(Dataset rows describing interfaces)

>>>

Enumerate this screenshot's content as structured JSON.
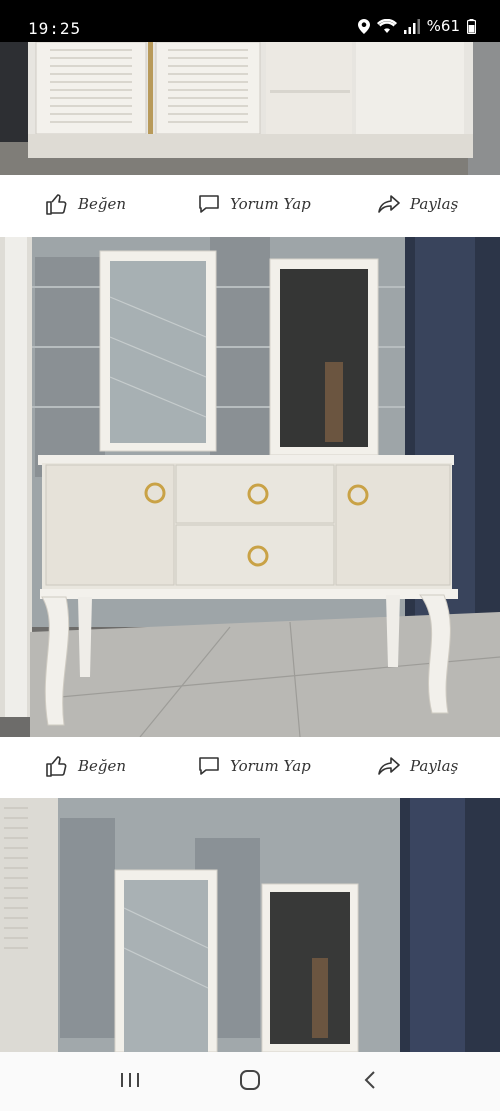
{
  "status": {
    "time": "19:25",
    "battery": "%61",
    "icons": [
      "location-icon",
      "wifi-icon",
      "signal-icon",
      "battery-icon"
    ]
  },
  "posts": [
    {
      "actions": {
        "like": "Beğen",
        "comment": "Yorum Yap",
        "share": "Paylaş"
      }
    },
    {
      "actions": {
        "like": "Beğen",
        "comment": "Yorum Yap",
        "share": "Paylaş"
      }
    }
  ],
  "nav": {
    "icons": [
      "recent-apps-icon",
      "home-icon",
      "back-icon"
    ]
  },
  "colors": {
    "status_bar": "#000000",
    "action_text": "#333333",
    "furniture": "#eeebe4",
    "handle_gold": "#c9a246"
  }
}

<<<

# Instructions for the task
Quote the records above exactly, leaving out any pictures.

# Answer section
Enumerate this screenshot's content as structured JSON.
{
  "status": {
    "time": "19:25",
    "battery": "%61",
    "icons": [
      "location-icon",
      "wifi-icon",
      "signal-icon",
      "battery-icon"
    ]
  },
  "posts": [
    {
      "actions": {
        "like": "Beğen",
        "comment": "Yorum Yap",
        "share": "Paylaş"
      }
    },
    {
      "actions": {
        "like": "Beğen",
        "comment": "Yorum Yap",
        "share": "Paylaş"
      }
    }
  ],
  "nav": {
    "icons": [
      "recent-apps-icon",
      "home-icon",
      "back-icon"
    ]
  },
  "colors": {
    "status_bar": "#000000",
    "action_text": "#333333",
    "furniture": "#eeebe4",
    "handle_gold": "#c9a246"
  }
}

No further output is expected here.